• AVAILABLE DATA
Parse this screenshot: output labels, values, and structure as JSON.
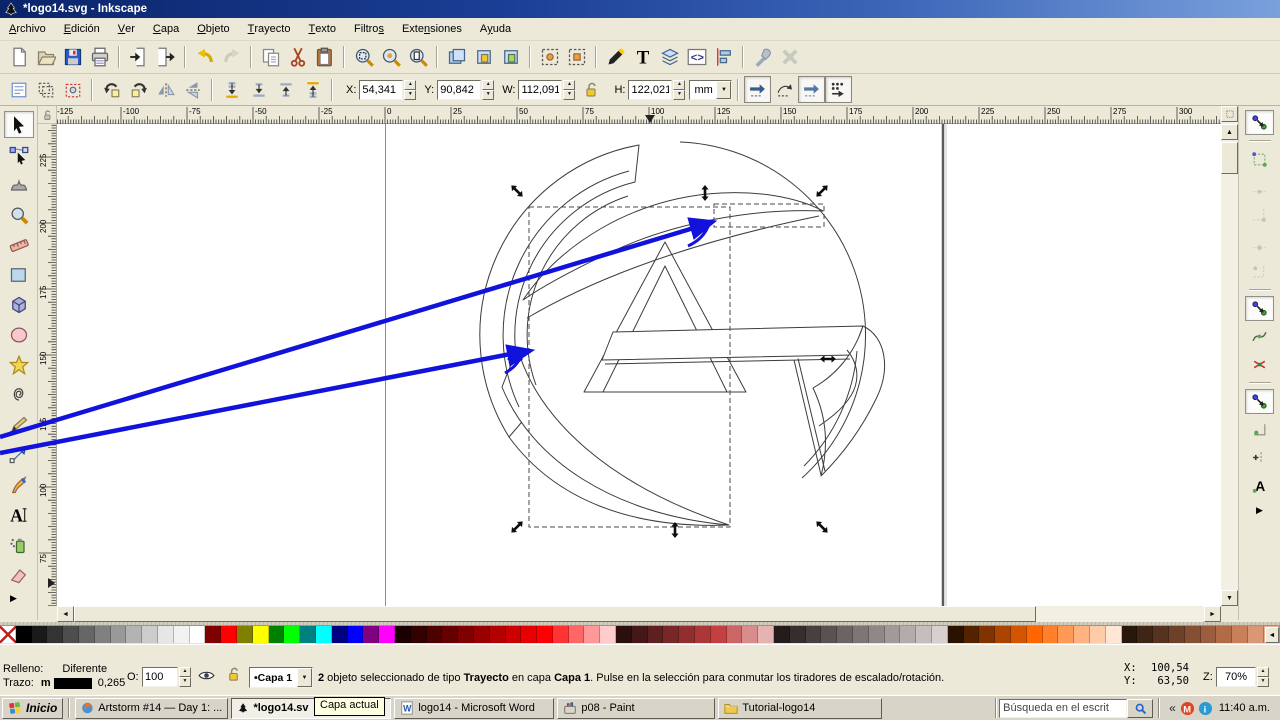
{
  "window": {
    "title": "*logo14.svg - Inkscape",
    "app_icon": "inkscape"
  },
  "menubar": {
    "items": [
      {
        "pre": "",
        "key": "A",
        "post": "rchivo"
      },
      {
        "pre": "",
        "key": "E",
        "post": "dición"
      },
      {
        "pre": "",
        "key": "V",
        "post": "er"
      },
      {
        "pre": "",
        "key": "C",
        "post": "apa"
      },
      {
        "pre": "",
        "key": "O",
        "post": "bjeto"
      },
      {
        "pre": "",
        "key": "T",
        "post": "rayecto"
      },
      {
        "pre": "",
        "key": "T",
        "post": "exto"
      },
      {
        "pre": "Filtro",
        "key": "s",
        "post": ""
      },
      {
        "pre": "Exte",
        "key": "n",
        "post": "siones"
      },
      {
        "pre": "A",
        "key": "y",
        "post": "uda"
      }
    ]
  },
  "toolbar_main": {
    "buttons": [
      {
        "icon": "new-document"
      },
      {
        "icon": "open-folder"
      },
      {
        "icon": "save"
      },
      {
        "icon": "print"
      },
      {
        "sep": true
      },
      {
        "icon": "import"
      },
      {
        "icon": "export"
      },
      {
        "sep": true
      },
      {
        "icon": "undo"
      },
      {
        "icon": "redo",
        "disabled": true
      },
      {
        "sep": true
      },
      {
        "icon": "copy"
      },
      {
        "icon": "cut"
      },
      {
        "icon": "paste"
      },
      {
        "sep": true
      },
      {
        "icon": "zoom-selection"
      },
      {
        "icon": "zoom-drawing"
      },
      {
        "icon": "zoom-page"
      },
      {
        "sep": true
      },
      {
        "icon": "duplicate"
      },
      {
        "icon": "clone"
      },
      {
        "icon": "unlink-clone"
      },
      {
        "sep": true
      },
      {
        "icon": "select-original"
      },
      {
        "icon": "paste-in-place"
      },
      {
        "sep": true
      },
      {
        "icon": "fill-stroke-dialog"
      },
      {
        "icon": "text-dialog"
      },
      {
        "icon": "layers-dialog"
      },
      {
        "icon": "xml-editor"
      },
      {
        "icon": "align-dialog"
      },
      {
        "sep": true
      },
      {
        "icon": "preferences"
      },
      {
        "icon": "input-devices",
        "disabled": true
      }
    ]
  },
  "toolbar_select": {
    "buttons": [
      {
        "icon": "select-all"
      },
      {
        "icon": "select-all-layers"
      },
      {
        "icon": "deselect"
      },
      {
        "sep": true
      },
      {
        "icon": "rotate-ccw"
      },
      {
        "icon": "rotate-cw"
      },
      {
        "icon": "flip-horizontal"
      },
      {
        "icon": "flip-vertical"
      },
      {
        "sep": true
      },
      {
        "icon": "lower-to-bottom"
      },
      {
        "icon": "lower"
      },
      {
        "icon": "raise"
      },
      {
        "icon": "raise-to-top"
      },
      {
        "sep": true
      }
    ],
    "fields": [
      {
        "id": "x",
        "label": "X:",
        "value": "54,341"
      },
      {
        "id": "y",
        "label": "Y:",
        "value": "90,842"
      },
      {
        "id": "w",
        "label": "W:",
        "value": "112,091"
      },
      {
        "id": "h",
        "label": "H:",
        "value": "122,021"
      }
    ],
    "lock_icon": "lock-open",
    "unit": {
      "value": "mm"
    },
    "toggles": [
      {
        "icon": "transform-stroke",
        "pressed": true
      },
      {
        "icon": "transform-corners",
        "pressed": false
      },
      {
        "icon": "transform-gradient",
        "pressed": true
      },
      {
        "icon": "transform-pattern",
        "pressed": true
      }
    ]
  },
  "rulers": {
    "top_labels": [
      "-125",
      "-100",
      "-75",
      "-50",
      "-25",
      "0",
      "25",
      "50",
      "75",
      "100",
      "125",
      "150",
      "175",
      "200",
      "225",
      "250",
      "275",
      "300"
    ],
    "left_labels": [
      "225",
      "200",
      "175",
      "150",
      "125",
      "100",
      "75"
    ]
  },
  "toolbox": {
    "tools": [
      {
        "icon": "selector",
        "active": true
      },
      {
        "icon": "node-editor"
      },
      {
        "icon": "tweak"
      },
      {
        "icon": "zoom"
      },
      {
        "icon": "measure"
      },
      {
        "icon": "rectangle"
      },
      {
        "icon": "box-3d"
      },
      {
        "icon": "ellipse"
      },
      {
        "icon": "star"
      },
      {
        "icon": "spiral"
      },
      {
        "icon": "pencil"
      },
      {
        "icon": "pen"
      },
      {
        "icon": "calligraphy"
      },
      {
        "icon": "text"
      },
      {
        "icon": "spray"
      },
      {
        "icon": "eraser"
      }
    ]
  },
  "snapbar": {
    "buttons": [
      {
        "icon": "snap-master",
        "pressed": true
      },
      {
        "sep": true
      },
      {
        "icon": "snap-bbox"
      },
      {
        "icon": "snap-bbox-edges",
        "disabled": true
      },
      {
        "icon": "snap-bbox-corners",
        "disabled": true
      },
      {
        "icon": "snap-bbox-edge-midpoints",
        "disabled": true
      },
      {
        "icon": "snap-bbox-centers",
        "disabled": true
      },
      {
        "sep": true
      },
      {
        "icon": "snap-nodes",
        "pressed": true
      },
      {
        "icon": "snap-paths"
      },
      {
        "icon": "snap-path-intersections"
      },
      {
        "sep": true
      },
      {
        "icon": "snap-others",
        "pressed": true
      },
      {
        "icon": "snap-object-centers"
      },
      {
        "icon": "snap-midpoints"
      },
      {
        "icon": "snap-text-baseline"
      }
    ]
  },
  "palette": {
    "colors": [
      "none",
      "#000000",
      "#1a1a1a",
      "#333333",
      "#4d4d4d",
      "#666666",
      "#808080",
      "#999999",
      "#b3b3b3",
      "#cccccc",
      "#e6e6e6",
      "#f2f2f2",
      "#ffffff",
      "#800000",
      "#ff0000",
      "#808000",
      "#ffff00",
      "#008000",
      "#00ff00",
      "#008080",
      "#00ffff",
      "#000080",
      "#0000ff",
      "#800080",
      "#ff00ff",
      "#1a0000",
      "#330000",
      "#4d0000",
      "#660000",
      "#800000",
      "#990000",
      "#b30000",
      "#cc0000",
      "#e60000",
      "#ff0000",
      "#ff3333",
      "#ff6666",
      "#ff9999",
      "#ffcccc",
      "#2b0f0f",
      "#451717",
      "#5e1f1f",
      "#782727",
      "#912f2f",
      "#ab3737",
      "#c44040",
      "#cc6666",
      "#d98c8c",
      "#e6b3b3",
      "#241c1c",
      "#362e2e",
      "#484040",
      "#5a5252",
      "#6c6464",
      "#7e7676",
      "#908888",
      "#a29a9a",
      "#b4acac",
      "#c6bebe",
      "#d8d0d0",
      "#2b1100",
      "#552200",
      "#803300",
      "#aa4400",
      "#d45500",
      "#ff6600",
      "#ff7f2a",
      "#ff9955",
      "#ffb380",
      "#ffccaa",
      "#ffe6d5",
      "#28170b",
      "#3f2515",
      "#56331f",
      "#6d4129",
      "#844f33",
      "#9b5d3d",
      "#b26b47",
      "#c97f59",
      "#d99873",
      "#e3b08f",
      "#edc8ab"
    ]
  },
  "statusbar": {
    "fill_label": "Relleno:",
    "fill_value": "Diferente",
    "stroke_label": "Trazo:",
    "stroke_prefix": "m",
    "stroke_value": "0,265",
    "opacity_label": "O:",
    "opacity_value": "100",
    "layer_label": "•Capa 1",
    "message": [
      {
        "text": "2",
        "bold": true
      },
      {
        "text": " objeto seleccionado de tipo "
      },
      {
        "text": "Trayecto",
        "bold": true
      },
      {
        "text": " en capa "
      },
      {
        "text": "Capa 1",
        "bold": true
      },
      {
        "text": ". Pulse en la selección para conmutar los tiradores de escalado/rotación."
      }
    ],
    "pos": {
      "x_label": "X:",
      "x": "100,54",
      "y_label": "Y:",
      "y": "63,50"
    },
    "zoom_label": "Z:",
    "zoom_value": "70%"
  },
  "tooltip": {
    "text": "Capa actual"
  },
  "taskbar": {
    "start_label": "Inicio",
    "tasks": [
      {
        "icon": "firefox",
        "label": "Artstorm #14 — Day 1: ..."
      },
      {
        "icon": "inkscape",
        "label": "*logo14.sv",
        "label_after": "pe",
        "active": true
      },
      {
        "icon": "word",
        "label": "logo14 - Microsoft Word"
      },
      {
        "icon": "paint",
        "label": "p08 - Paint"
      },
      {
        "icon": "folder",
        "label": "Tutorial-logo14"
      }
    ],
    "search": {
      "value": "Búsqueda en el escrit",
      "icon": "search"
    },
    "tray": {
      "chevron": "«",
      "icons": [
        "tray-m",
        "tray-i"
      ],
      "clock": "11:40 a.m."
    }
  }
}
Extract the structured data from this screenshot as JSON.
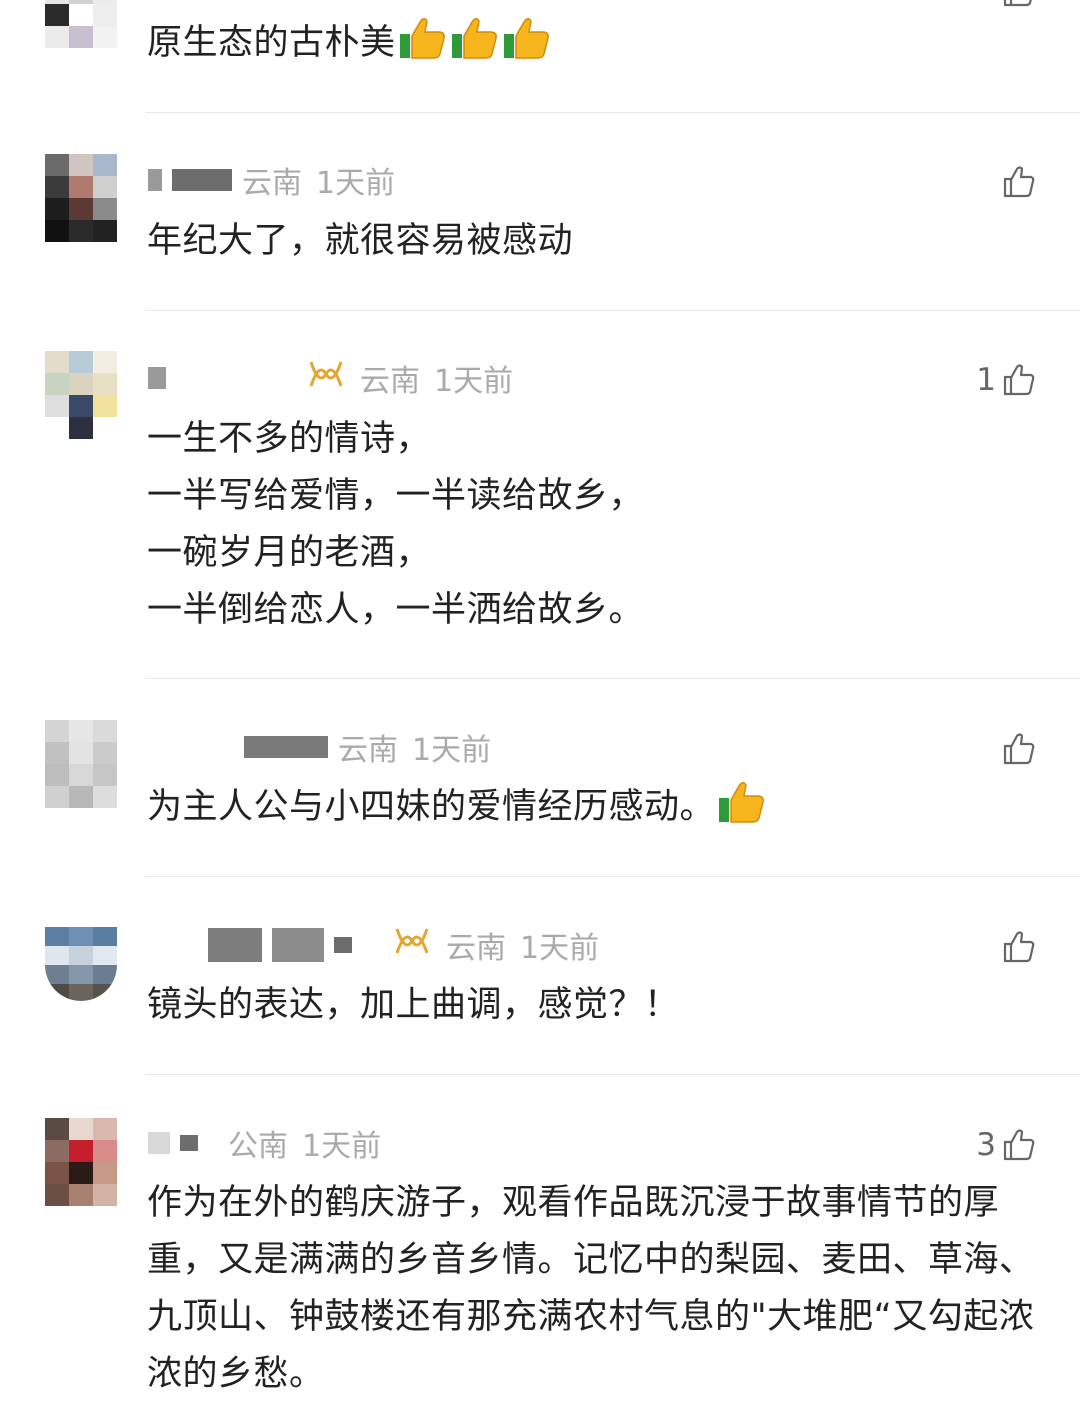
{
  "comments": [
    {
      "user": "",
      "location": "",
      "time": "",
      "text": "原生态的古朴美",
      "likes": "",
      "emoji_count": 3
    },
    {
      "user": "",
      "location": "云南",
      "time": "1天前",
      "text": "年纪大了，就很容易被感动",
      "likes": ""
    },
    {
      "user": "",
      "location": "云南",
      "time": "1天前",
      "badge": "vip-badge-icon",
      "text": "一生不多的情诗，\n一半写给爱情，一半读给故乡，\n一碗岁月的老酒，\n一半倒给恋人，一半洒给故乡。",
      "likes": "1"
    },
    {
      "user": "",
      "location": "云南",
      "time": "1天前",
      "text": "为主人公与小四妹的爱情经历感动。",
      "likes": "",
      "emoji_count": 1
    },
    {
      "user": "",
      "location": "云南",
      "time": "1天前",
      "badge": "vip-badge-icon",
      "text": "镜头的表达，加上曲调，感觉？！",
      "likes": ""
    },
    {
      "user": "",
      "location": "公南",
      "time": "1天前",
      "text": "作为在外的鹤庆游子，观看作品既沉浸于故事情节的厚重，又是满满的乡音乡情。记忆中的梨园、麦田、草海、九顶山、钟鼓楼还有那充满农村气息的\"大堆肥“又勾起浓浓的乡愁。",
      "likes": "3"
    }
  ],
  "colors": {
    "meta_text": "#aaaaaa",
    "body_text": "#222222",
    "badge_gold": "#e3a72f",
    "divider": "#e8e8e8"
  }
}
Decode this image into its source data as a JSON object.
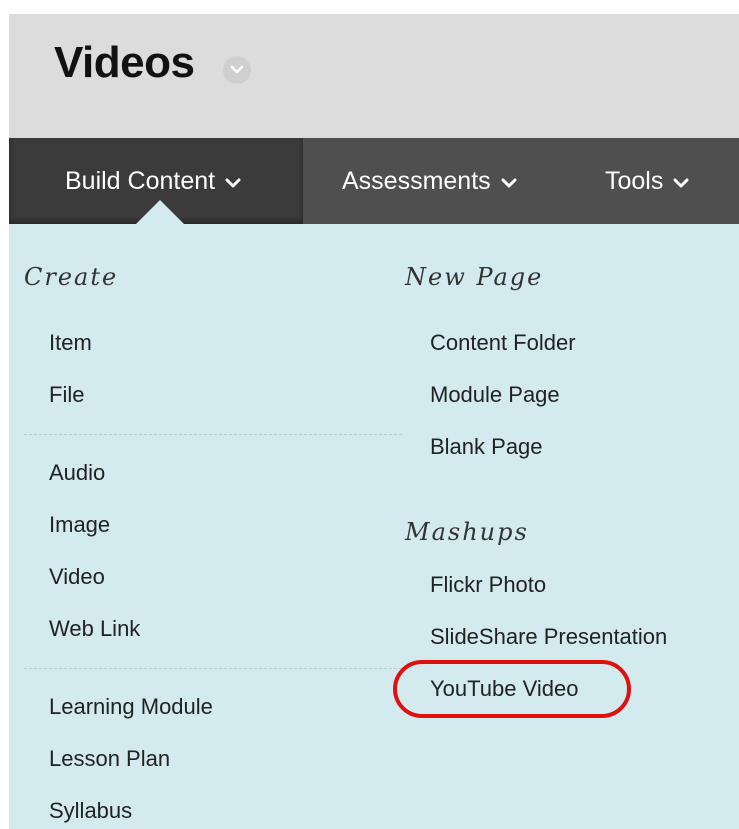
{
  "header": {
    "title": "Videos",
    "title_menu_icon": "chevron-down-icon"
  },
  "navbar": {
    "tabs": [
      {
        "label": "Build Content",
        "active": true
      },
      {
        "label": "Assessments",
        "active": false
      },
      {
        "label": "Tools",
        "active": false
      }
    ]
  },
  "menu": {
    "create": {
      "heading": "Create",
      "groups": [
        [
          "Item",
          "File"
        ],
        [
          "Audio",
          "Image",
          "Video",
          "Web Link"
        ],
        [
          "Learning Module",
          "Lesson Plan",
          "Syllabus"
        ]
      ]
    },
    "new_page": {
      "heading": "New Page",
      "items": [
        "Content Folder",
        "Module Page",
        "Blank Page"
      ]
    },
    "mashups": {
      "heading": "Mashups",
      "items": [
        "Flickr Photo",
        "SlideShare Presentation",
        "YouTube Video"
      ]
    },
    "highlighted_item": "YouTube Video"
  },
  "colors": {
    "header_bg": "#dcdcdc",
    "navbar_bg": "#4f4f4f",
    "active_tab_bg": "#3b3b3b",
    "panel_bg": "#d3eaef",
    "highlight_ring": "#e01010"
  }
}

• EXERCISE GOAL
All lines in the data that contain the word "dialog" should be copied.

• RESULT
        "icon": "fill-stroke-dialog"
        "icon": "text-dialog"
        "icon": "layers-dialog"
        "icon": "align-dialog"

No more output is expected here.